## Aim of the task
Find all the lines in the entries below that hold the word "this" and copy them.

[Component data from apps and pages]
--- START ---
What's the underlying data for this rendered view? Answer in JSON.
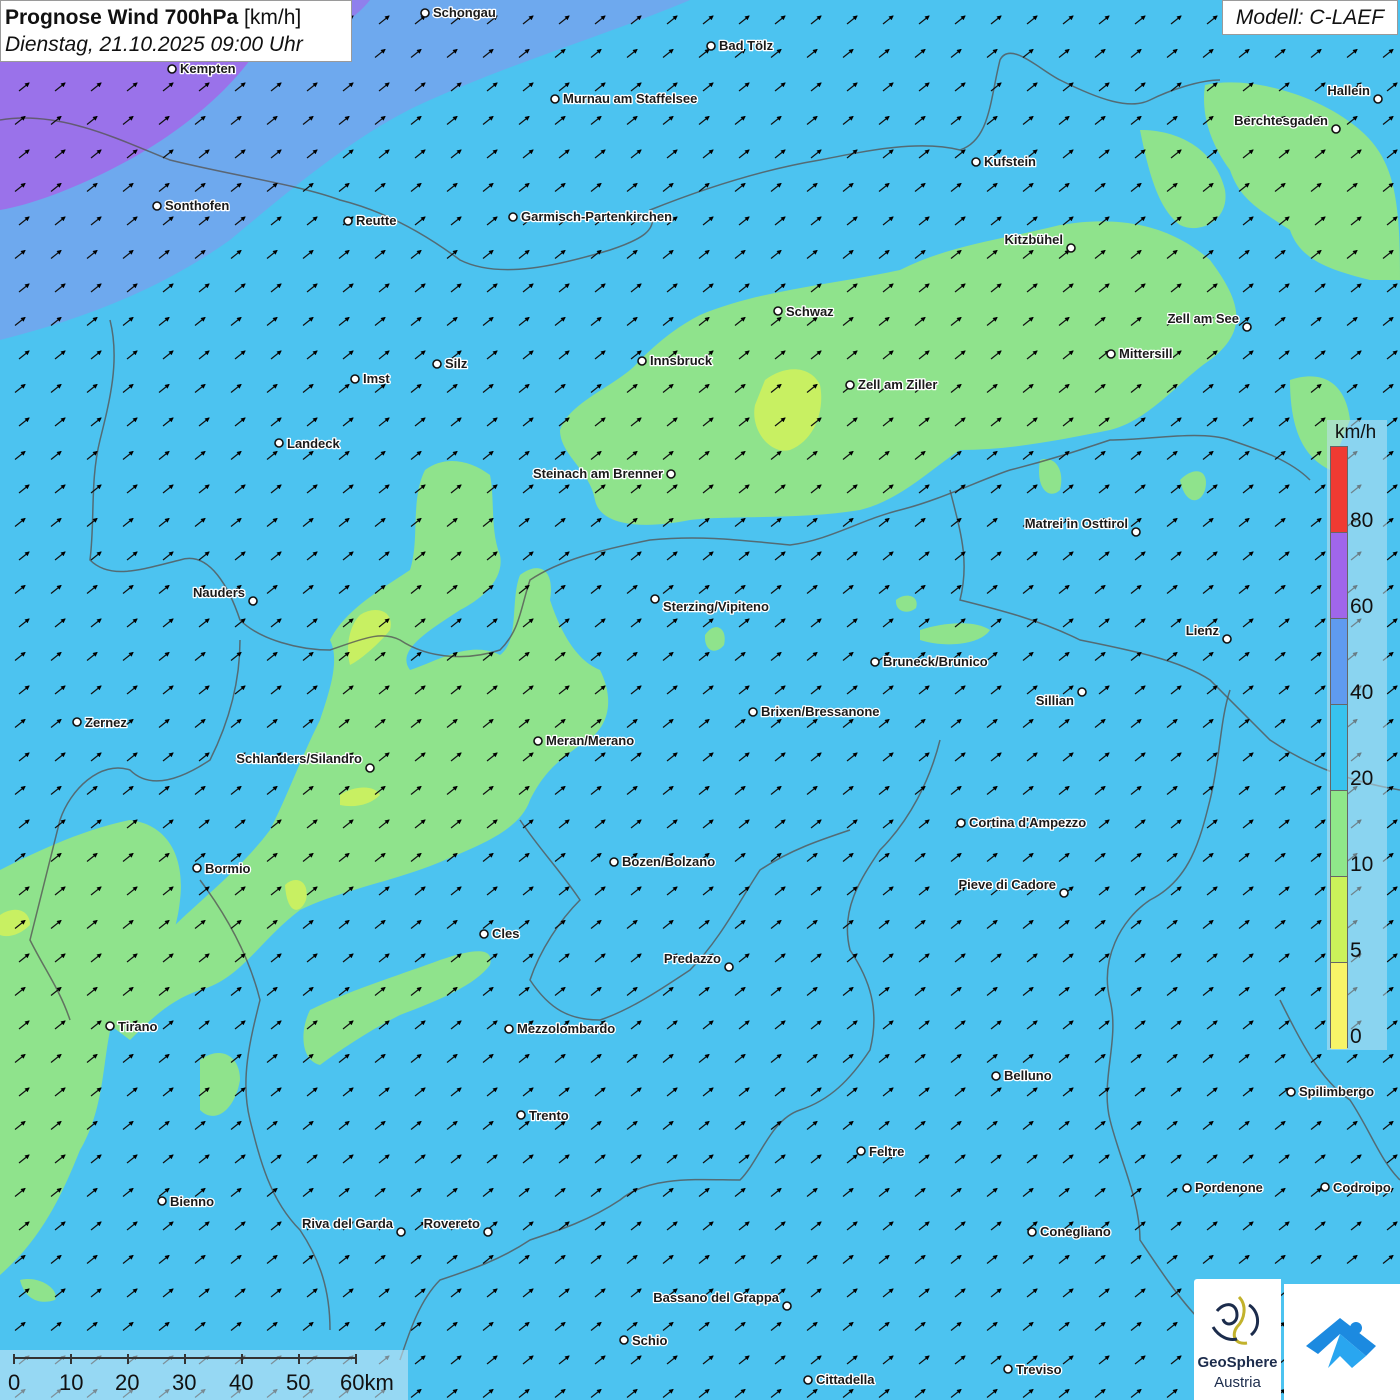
{
  "header": {
    "title_bold": "Prognose Wind 700hPa",
    "title_unit": "[km/h]",
    "datetime": "Dienstag, 21.10.2025 09:00 Uhr",
    "model": "Modell: C-LAEF"
  },
  "legend": {
    "unit": "km/h",
    "ticks": [
      "80",
      "60",
      "40",
      "20",
      "10",
      "5",
      "0"
    ],
    "colors": {
      "above_80": "#f03a32",
      "60_80": "#a066ea",
      "40_60": "#5f9bf0",
      "20_40": "#38c3ee",
      "10_20": "#8fe78a",
      "5_10": "#cbf25a",
      "0_5": "#f8f468"
    }
  },
  "scale": {
    "labels": [
      "0",
      "10",
      "20",
      "30",
      "40",
      "50",
      "60km"
    ]
  },
  "cities": [
    {
      "name": "Schongau"
    },
    {
      "name": "Bad Tölz"
    },
    {
      "name": "Kempten"
    },
    {
      "name": "Murnau am Staffelsee"
    },
    {
      "name": "Hallein"
    },
    {
      "name": "Berchtesgaden"
    },
    {
      "name": "Kufstein"
    },
    {
      "name": "Sonthofen"
    },
    {
      "name": "Reutte"
    },
    {
      "name": "Garmisch-Partenkirchen"
    },
    {
      "name": "Kitzbühel"
    },
    {
      "name": "Schwaz"
    },
    {
      "name": "Zell am See"
    },
    {
      "name": "Mittersill"
    },
    {
      "name": "Innsbruck"
    },
    {
      "name": "Silz"
    },
    {
      "name": "Imst"
    },
    {
      "name": "Zell am Ziller"
    },
    {
      "name": "Landeck"
    },
    {
      "name": "Steinach am Brenner"
    },
    {
      "name": "Matrei in Osttirol"
    },
    {
      "name": "Nauders"
    },
    {
      "name": "Sterzing/Vipiteno"
    },
    {
      "name": "Lienz"
    },
    {
      "name": "Bruneck/Brunico"
    },
    {
      "name": "Sillian"
    },
    {
      "name": "Brixen/Bressanone"
    },
    {
      "name": "Zernez"
    },
    {
      "name": "Meran/Merano"
    },
    {
      "name": "Schlanders/Silandro"
    },
    {
      "name": "Cortina d'Ampezzo"
    },
    {
      "name": "Bozen/Bolzano"
    },
    {
      "name": "Bormio"
    },
    {
      "name": "Pieve di Cadore"
    },
    {
      "name": "Cles"
    },
    {
      "name": "Predazzo"
    },
    {
      "name": "Tirano"
    },
    {
      "name": "Mezzolombardo"
    },
    {
      "name": "Belluno"
    },
    {
      "name": "Spilimbergo"
    },
    {
      "name": "Trento"
    },
    {
      "name": "Feltre"
    },
    {
      "name": "Pordenone"
    },
    {
      "name": "Codroipo"
    },
    {
      "name": "Bienno"
    },
    {
      "name": "Riva del Garda"
    },
    {
      "name": "Rovereto"
    },
    {
      "name": "Conegliano"
    },
    {
      "name": "Bassano del Grappa"
    },
    {
      "name": "Schio"
    },
    {
      "name": "Treviso"
    },
    {
      "name": "Cittadella"
    }
  ],
  "logos": {
    "geosphere_name": "GeoSphere",
    "geosphere_sub": "Austria"
  }
}
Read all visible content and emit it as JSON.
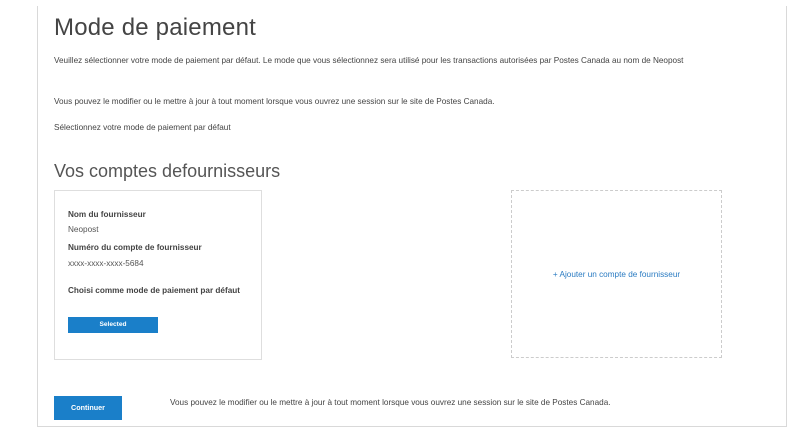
{
  "page": {
    "title": "Mode de paiement",
    "intro": "Veuillez sélectionner votre mode de paiement par défaut. Le mode que vous sélectionnez sera utilisé pour les transactions autorisées par Postes Canada au nom de Neopost",
    "update_note": "Vous pouvez le modifier ou le mettre à jour à tout moment lorsque vous ouvrez une session sur le site de Postes Canada.",
    "select_instruction": "Sélectionnez votre mode de paiement par défaut"
  },
  "suppliers": {
    "section_title": "Vos comptes defournisseurs",
    "card": {
      "supplier_name_label": "Nom du fournisseur",
      "supplier_name_value": "Neopost",
      "account_number_label": "Numéro du compte de fournisseur",
      "account_number_value": "xxxx-xxxx-xxxx-5684",
      "default_label": "Choisi comme mode de paiement par défaut",
      "selected_button": "Selected"
    },
    "add_account_link": "+ Ajouter un compte de fournisseur"
  },
  "footer": {
    "continue_button": "Continuer",
    "note": "Vous pouvez le modifier ou le mettre à jour à tout moment lorsque vous ouvrez une session sur le site de Postes Canada."
  },
  "colors": {
    "primary": "#1a7fc9",
    "link": "#2a7bc2"
  }
}
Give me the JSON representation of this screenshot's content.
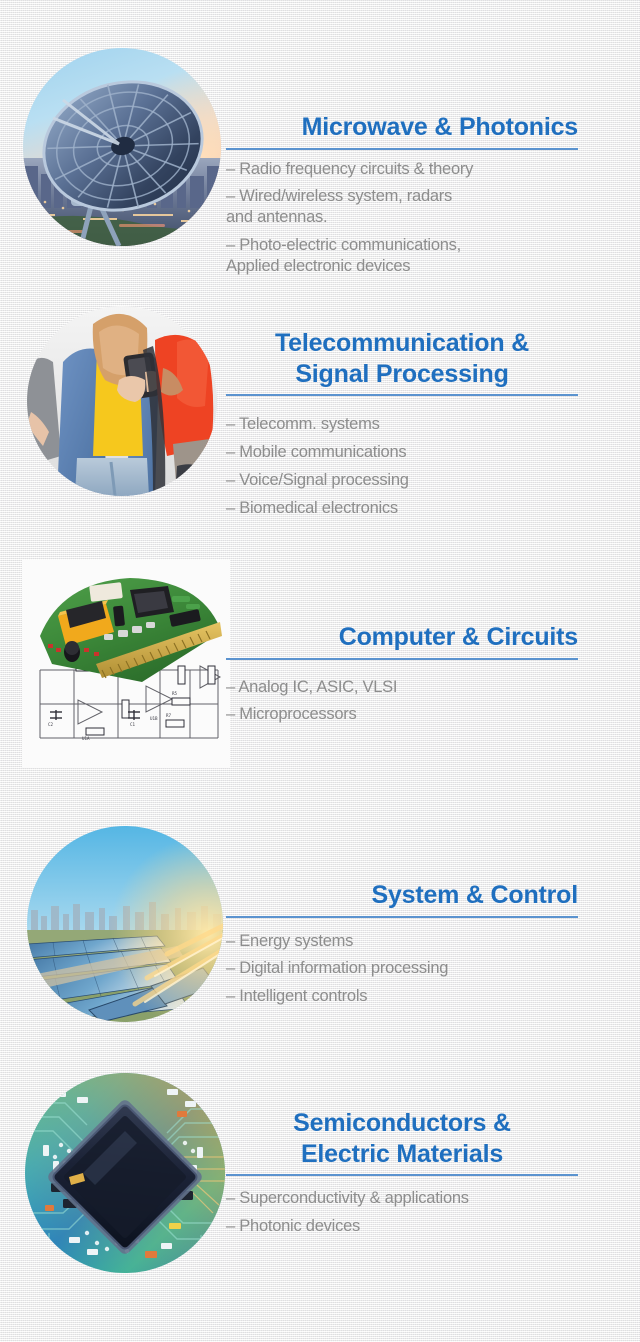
{
  "page": {
    "background_color": "#f2f2f0",
    "heading_color": "#1f6fbf",
    "rule_color": "#5b93cf",
    "body_text_color": "#8d8d8d"
  },
  "sections": [
    {
      "id": "microwave-photonics",
      "title": "Microwave & Photonics",
      "image_name": "satellite-dish-over-city-photo",
      "bullets": [
        "– Radio frequency circuits & theory",
        "– Wired/wireless system, radars\n and antennas.",
        "– Photo-electric communications,\nApplied electronic devices"
      ]
    },
    {
      "id": "telecommunication-signal-processing",
      "title": "Telecommunication &\nSignal Processing",
      "image_name": "people-using-smartphones-photo",
      "bullets": [
        "– Telecomm. systems",
        "– Mobile communications",
        "– Voice/Signal processing",
        "– Biomedical electronics"
      ]
    },
    {
      "id": "computer-circuits",
      "title": "Computer & Circuits",
      "image_name": "circuit-board-and-schematic-photo",
      "bullets": [
        "– Analog IC, ASIC, VLSI",
        "– Microprocessors"
      ]
    },
    {
      "id": "system-control",
      "title": "System & Control",
      "image_name": "solar-panel-farm-photo",
      "bullets": [
        "– Energy systems",
        "– Digital information processing",
        "– Intelligent controls"
      ]
    },
    {
      "id": "semiconductors-electric-materials",
      "title": "Semiconductors &\nElectric Materials",
      "image_name": "microchip-on-circuit-board-photo",
      "bullets": [
        "– Superconductivity & applications",
        "– Photonic devices"
      ]
    }
  ]
}
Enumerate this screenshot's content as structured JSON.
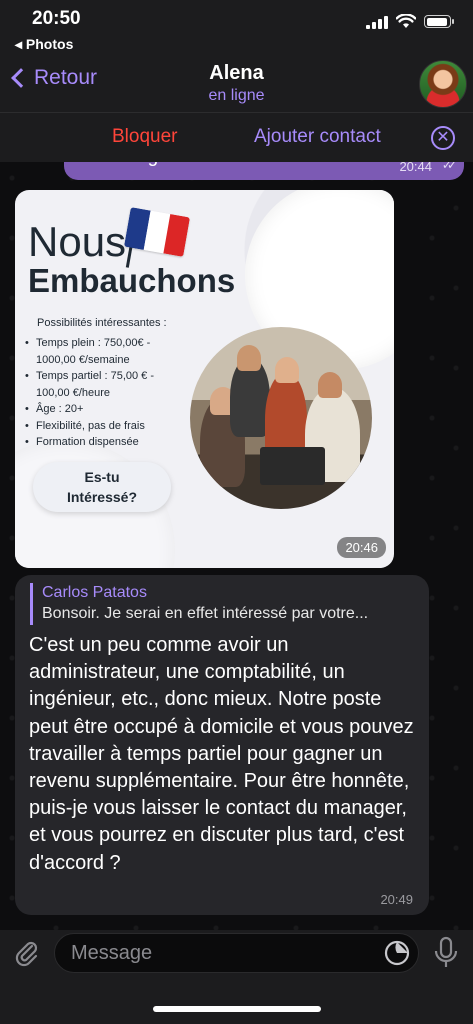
{
  "status_bar": {
    "time": "20:50",
    "back_label": "◂ Photos",
    "battery_level": 0.95
  },
  "header": {
    "back_label": "Retour",
    "contact_name": "Alena",
    "contact_status": "en ligne"
  },
  "action_bar": {
    "block_label": "Bloquer",
    "add_contact_label": "Ajouter contact",
    "close_icon": "⊗"
  },
  "messages": {
    "previous": {
      "text": "davantage merci.",
      "time": "20:44",
      "checks": "✓✓"
    },
    "image": {
      "title_line1": "Nous",
      "title_line2": "Embauchons",
      "possibilities_title": "Possibilités intéressantes :",
      "possibilities": [
        "Temps plein : 750,00€ - 1000,00 €/semaine",
        "Temps partiel : 75,00 € - 100,00 €/heure",
        "Âge : 20+",
        "Flexibilité, pas de frais",
        "Formation dispensée"
      ],
      "cta_line1": "Es-tu",
      "cta_line2": "Intéressé?",
      "time": "20:46"
    },
    "reply": {
      "quote_name": "Carlos Patatos",
      "quote_text": "Bonsoir. Je serai en effet intéressé par votre...",
      "text": "C'est un peu comme avoir un administrateur, une comptabilité, un ingénieur, etc., donc mieux. Notre poste peut être occupé à domicile et vous pouvez travailler à temps partiel pour gagner un revenu supplémentaire. Pour être honnête, puis-je vous laisser le contact du manager, et vous pourrez en discuter plus tard,  c'est d'accord ?",
      "time": "20:49"
    }
  },
  "input": {
    "placeholder": "Message"
  },
  "colors": {
    "accent": "#a78bfa",
    "danger": "#ff453a",
    "outgoing_bubble": "#7c5ab4",
    "incoming_bubble": "#26262a"
  }
}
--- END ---
## Response to the exercise
What's the underlying data for this rendered view? Answer in JSON.
Give me the JSON representation of this screenshot's content.
Enumerate this screenshot's content as structured JSON.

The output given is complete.